Growing pains are fairly common, especially in those children aged 4-6 years old.

This can be very stressful on both child and parent and there is often conflicting information on what you can do to help.

Given this, we decided to have a little delve deeper into what research says about growing pains and what we could teach everyone that could help.  


There have been a number of studies completed to better understand what causes growing pains and why some children suffer greatly with them whilst others do not. Unfortunately, the quality of these studies has not been great and there has been little strong evidence pointing to what the cause is.

A study by Angela M Evans came out in 2008 which tried to collate the literature to better understand what we do know about growing pains.

We have made a little summary of the main points that came out of this study.


She concluded that growing pains can only be diagnosed using a set of inclusion and exclusion criteria.

Inclusion criteria include:

  • Growing pains tend to be intermittent with some pain-free days and nights
  • Growing pains tend to affect both legs
  • Growing pains commonly affect the front of the thigh, the calf and behind the knees
  • Growing pains tend to come on more often in the afternoon or evening
  • Growing pains do not limit a child’s movement or cause them to limp
  • Growing pains do not lead to muscles or joints being sore to touch
  • Growing pains do not cause swelling or joints that are warm to touch

If you are concerned that your child could have growing pains, it is important to consult someone about this to ensure they could exclude other causes for their pain.

It is especially important to consult someone if their pain does not meet the criteria above (i.e. they have joint pain as well, swelling, pain that continues throughout the day or is painful all the time).


Angela’s research concluded there was still no strong evidence supporting the cause for growing pains, however, she noted that it was far more common in children who either had siblings or parents who had also experienced growing pains.


Evidence showed that people most frequently used heat, massage and paracetamol to help manage growing pains.
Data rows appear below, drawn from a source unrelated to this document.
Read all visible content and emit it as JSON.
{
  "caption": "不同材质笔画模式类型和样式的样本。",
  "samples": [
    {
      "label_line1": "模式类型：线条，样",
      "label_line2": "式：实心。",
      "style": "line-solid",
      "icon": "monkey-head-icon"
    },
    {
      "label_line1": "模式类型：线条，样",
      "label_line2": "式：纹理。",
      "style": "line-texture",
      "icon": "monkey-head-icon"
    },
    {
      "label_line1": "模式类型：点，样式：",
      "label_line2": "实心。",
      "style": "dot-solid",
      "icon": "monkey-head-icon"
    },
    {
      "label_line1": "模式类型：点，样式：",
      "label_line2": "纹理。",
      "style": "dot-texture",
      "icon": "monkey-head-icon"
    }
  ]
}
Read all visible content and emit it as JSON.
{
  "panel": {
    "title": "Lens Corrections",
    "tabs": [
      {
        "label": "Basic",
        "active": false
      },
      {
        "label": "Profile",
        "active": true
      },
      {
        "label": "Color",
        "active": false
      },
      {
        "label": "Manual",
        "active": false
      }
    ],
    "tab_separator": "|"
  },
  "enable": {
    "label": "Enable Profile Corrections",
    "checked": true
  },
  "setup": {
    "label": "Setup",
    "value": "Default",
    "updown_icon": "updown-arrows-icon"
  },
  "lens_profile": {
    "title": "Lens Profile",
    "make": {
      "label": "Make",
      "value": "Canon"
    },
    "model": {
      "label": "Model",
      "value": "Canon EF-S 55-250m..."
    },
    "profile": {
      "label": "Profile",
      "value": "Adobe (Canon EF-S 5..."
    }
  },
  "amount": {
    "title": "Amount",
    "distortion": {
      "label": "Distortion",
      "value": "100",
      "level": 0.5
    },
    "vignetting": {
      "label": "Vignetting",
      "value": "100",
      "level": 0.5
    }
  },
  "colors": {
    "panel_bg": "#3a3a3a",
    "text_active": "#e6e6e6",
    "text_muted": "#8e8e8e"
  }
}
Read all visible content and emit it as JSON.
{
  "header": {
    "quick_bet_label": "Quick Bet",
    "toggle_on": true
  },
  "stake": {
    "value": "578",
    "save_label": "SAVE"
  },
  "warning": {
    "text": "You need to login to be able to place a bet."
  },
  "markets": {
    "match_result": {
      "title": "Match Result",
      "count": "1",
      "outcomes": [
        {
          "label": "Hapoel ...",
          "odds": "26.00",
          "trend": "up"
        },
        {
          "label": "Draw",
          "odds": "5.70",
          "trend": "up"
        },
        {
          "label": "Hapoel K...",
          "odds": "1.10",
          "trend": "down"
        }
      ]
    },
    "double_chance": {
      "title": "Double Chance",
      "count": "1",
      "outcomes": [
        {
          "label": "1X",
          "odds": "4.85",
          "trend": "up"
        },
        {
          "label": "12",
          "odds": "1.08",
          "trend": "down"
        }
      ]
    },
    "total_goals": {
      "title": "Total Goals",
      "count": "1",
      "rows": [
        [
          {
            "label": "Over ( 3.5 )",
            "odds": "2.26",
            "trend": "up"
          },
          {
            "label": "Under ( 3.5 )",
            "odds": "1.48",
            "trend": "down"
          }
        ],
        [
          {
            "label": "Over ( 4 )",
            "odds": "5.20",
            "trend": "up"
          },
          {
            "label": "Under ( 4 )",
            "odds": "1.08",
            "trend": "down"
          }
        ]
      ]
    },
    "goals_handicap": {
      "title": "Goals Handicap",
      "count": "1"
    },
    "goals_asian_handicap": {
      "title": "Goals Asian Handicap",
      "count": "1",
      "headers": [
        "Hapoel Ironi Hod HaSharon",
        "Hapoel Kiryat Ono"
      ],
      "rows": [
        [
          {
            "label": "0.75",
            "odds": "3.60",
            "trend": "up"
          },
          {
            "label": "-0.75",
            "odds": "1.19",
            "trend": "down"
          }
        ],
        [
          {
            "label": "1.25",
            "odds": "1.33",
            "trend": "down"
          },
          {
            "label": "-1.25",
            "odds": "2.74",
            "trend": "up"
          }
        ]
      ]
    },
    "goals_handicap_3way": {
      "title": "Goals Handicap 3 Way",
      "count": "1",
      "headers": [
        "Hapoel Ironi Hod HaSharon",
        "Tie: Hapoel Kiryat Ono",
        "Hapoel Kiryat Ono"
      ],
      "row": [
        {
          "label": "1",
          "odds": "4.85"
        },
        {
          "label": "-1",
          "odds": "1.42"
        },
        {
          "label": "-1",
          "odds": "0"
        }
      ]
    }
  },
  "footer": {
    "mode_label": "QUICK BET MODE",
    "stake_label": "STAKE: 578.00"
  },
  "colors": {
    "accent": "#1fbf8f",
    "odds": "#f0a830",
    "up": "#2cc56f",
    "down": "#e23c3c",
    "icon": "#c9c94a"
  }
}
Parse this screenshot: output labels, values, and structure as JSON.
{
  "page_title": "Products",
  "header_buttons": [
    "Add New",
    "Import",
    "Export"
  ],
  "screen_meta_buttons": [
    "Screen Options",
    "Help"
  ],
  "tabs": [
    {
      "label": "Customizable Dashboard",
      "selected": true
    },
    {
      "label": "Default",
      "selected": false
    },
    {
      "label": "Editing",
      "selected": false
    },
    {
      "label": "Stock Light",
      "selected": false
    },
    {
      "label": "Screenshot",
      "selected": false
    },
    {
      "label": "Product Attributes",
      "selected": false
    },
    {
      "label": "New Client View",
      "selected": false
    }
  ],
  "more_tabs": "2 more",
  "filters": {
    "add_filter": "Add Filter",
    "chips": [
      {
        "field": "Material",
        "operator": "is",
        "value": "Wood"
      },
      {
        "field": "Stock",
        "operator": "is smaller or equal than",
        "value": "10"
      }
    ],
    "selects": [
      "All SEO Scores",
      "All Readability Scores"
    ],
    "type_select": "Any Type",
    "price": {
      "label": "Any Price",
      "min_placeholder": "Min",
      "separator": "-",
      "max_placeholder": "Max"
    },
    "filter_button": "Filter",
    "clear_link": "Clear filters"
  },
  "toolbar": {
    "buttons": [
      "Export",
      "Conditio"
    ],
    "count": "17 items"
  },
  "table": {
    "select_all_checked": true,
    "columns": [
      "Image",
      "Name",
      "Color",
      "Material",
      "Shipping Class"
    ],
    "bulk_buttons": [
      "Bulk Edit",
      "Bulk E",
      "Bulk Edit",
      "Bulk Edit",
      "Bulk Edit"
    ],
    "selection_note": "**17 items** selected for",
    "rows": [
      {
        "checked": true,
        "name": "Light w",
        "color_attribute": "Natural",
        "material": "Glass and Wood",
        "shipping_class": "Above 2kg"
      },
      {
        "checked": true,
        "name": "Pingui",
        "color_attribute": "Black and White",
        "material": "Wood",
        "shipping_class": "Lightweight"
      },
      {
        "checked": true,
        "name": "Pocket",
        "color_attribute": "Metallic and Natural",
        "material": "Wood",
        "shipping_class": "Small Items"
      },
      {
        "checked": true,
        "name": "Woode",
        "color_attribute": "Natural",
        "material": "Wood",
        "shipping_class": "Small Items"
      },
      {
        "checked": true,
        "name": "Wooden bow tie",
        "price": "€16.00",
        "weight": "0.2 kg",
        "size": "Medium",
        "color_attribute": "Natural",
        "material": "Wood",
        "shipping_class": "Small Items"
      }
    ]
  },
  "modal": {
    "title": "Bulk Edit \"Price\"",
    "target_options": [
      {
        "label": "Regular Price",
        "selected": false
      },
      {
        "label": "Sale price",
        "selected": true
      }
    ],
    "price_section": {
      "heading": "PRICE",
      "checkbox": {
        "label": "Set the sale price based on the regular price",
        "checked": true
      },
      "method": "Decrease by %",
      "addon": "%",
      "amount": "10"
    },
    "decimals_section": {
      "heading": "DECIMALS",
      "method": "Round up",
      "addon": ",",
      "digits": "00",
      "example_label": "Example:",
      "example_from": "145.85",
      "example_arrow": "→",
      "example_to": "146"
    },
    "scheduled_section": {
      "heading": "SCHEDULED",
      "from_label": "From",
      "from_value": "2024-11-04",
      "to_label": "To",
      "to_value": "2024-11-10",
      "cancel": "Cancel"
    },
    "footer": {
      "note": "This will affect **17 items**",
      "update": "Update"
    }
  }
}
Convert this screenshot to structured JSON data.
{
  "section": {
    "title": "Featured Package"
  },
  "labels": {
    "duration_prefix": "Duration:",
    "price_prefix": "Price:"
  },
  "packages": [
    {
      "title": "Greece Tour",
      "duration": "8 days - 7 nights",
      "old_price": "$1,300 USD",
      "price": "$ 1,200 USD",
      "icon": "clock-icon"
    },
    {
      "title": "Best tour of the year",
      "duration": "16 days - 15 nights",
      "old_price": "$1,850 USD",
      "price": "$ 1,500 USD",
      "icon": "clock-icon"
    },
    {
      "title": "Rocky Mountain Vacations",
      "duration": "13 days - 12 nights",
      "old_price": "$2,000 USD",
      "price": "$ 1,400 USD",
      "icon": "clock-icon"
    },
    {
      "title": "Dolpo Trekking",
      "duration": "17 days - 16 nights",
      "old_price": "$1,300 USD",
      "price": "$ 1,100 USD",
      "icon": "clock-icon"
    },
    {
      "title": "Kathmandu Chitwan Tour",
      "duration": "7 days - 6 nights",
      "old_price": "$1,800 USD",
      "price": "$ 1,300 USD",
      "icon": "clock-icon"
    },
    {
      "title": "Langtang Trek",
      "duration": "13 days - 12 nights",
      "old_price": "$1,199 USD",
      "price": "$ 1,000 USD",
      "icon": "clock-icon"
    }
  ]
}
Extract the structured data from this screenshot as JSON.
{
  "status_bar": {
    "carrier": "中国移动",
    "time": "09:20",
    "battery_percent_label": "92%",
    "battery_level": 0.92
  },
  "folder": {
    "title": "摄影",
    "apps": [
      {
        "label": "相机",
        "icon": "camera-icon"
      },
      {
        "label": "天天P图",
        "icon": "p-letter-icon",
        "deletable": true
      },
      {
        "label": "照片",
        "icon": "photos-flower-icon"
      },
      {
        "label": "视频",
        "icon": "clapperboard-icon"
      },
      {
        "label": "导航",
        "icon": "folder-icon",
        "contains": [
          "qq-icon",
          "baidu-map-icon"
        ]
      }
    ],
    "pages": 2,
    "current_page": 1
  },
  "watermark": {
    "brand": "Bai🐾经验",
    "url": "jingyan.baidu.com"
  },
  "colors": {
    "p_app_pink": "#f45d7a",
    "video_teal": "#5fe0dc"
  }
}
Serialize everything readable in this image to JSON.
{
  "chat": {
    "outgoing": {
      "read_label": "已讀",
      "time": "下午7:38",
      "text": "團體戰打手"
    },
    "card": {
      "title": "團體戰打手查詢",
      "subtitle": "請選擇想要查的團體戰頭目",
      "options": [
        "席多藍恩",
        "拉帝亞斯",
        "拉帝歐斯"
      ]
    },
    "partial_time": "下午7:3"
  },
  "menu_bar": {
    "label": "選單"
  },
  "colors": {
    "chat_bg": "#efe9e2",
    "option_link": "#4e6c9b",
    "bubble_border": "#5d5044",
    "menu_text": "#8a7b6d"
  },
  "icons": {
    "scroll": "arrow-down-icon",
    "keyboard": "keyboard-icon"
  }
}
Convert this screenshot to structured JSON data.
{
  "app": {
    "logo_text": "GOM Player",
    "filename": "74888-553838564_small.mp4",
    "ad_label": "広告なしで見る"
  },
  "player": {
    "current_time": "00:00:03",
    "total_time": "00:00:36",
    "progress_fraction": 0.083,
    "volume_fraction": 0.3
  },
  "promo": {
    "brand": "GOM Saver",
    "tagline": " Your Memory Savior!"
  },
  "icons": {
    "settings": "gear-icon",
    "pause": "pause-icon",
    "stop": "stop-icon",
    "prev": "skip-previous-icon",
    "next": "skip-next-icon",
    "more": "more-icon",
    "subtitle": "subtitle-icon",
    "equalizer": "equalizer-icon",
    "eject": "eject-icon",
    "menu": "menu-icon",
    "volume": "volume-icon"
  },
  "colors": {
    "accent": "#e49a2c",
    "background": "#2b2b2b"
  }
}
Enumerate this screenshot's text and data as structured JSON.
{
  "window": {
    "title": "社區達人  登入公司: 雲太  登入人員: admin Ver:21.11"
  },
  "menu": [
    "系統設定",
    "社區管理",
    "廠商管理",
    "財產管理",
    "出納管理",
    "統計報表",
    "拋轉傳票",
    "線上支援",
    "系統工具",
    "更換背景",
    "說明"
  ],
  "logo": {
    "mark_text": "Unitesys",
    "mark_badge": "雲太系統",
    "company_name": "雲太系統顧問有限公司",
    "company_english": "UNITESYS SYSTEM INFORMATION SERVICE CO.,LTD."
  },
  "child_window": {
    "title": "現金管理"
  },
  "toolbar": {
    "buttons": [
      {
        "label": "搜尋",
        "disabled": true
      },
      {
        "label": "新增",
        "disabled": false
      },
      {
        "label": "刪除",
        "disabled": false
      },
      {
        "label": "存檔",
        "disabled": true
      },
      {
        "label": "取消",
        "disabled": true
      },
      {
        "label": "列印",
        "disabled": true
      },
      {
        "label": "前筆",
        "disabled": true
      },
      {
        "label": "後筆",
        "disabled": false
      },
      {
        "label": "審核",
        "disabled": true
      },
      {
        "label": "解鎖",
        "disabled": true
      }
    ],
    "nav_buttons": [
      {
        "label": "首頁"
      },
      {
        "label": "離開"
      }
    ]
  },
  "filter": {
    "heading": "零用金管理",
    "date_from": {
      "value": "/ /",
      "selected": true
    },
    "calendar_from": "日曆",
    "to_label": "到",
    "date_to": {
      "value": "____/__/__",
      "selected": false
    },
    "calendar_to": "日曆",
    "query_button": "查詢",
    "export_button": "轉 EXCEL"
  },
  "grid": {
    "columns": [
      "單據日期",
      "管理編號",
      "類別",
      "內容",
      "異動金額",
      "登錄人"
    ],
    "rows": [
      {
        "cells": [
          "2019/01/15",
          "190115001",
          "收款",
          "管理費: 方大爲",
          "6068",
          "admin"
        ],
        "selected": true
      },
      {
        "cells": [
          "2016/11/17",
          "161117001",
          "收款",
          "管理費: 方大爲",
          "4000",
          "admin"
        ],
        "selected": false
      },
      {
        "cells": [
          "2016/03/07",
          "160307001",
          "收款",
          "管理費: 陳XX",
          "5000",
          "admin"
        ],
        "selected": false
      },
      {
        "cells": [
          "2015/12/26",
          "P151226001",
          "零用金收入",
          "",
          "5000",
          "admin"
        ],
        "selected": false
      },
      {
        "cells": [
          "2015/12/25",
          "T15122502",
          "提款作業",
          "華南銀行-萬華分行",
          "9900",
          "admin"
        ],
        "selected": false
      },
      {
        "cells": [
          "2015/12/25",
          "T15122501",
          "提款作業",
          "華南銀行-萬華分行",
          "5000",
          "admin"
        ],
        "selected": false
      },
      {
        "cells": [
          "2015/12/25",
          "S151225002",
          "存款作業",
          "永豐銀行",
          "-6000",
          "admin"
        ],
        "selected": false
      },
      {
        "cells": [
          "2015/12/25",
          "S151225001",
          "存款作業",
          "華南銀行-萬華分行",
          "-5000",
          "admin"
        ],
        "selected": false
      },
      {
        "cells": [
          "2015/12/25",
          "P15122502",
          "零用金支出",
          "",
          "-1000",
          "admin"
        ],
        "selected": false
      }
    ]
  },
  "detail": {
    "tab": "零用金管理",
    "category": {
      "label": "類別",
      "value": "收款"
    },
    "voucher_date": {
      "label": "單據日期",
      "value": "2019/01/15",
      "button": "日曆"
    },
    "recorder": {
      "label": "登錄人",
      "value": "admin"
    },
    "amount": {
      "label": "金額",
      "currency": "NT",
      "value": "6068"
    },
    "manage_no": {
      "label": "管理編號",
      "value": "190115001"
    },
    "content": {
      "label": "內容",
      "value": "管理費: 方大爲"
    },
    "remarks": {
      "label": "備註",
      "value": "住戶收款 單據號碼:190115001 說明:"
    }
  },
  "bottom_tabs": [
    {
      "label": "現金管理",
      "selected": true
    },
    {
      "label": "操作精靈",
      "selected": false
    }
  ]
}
However, they noted that best evidence supports performing gentle muscle stretches of the legs.

Please see below some ideas for stretches that could be performed.

Superficial calf stretch
Deep calf stretch
Stretch for front of thigh
Stretch for back of the thigh


We hope this summary has helped you all have a little better understanding of what is known about growing pains and what can be done to help with managing them.

If you would like any further information or support, please get in contact with our team to make an appointment.


Evans, A. M. Growing pains: contemporary knowledge and recommended practice. Journal of foot and ankle research, 2008.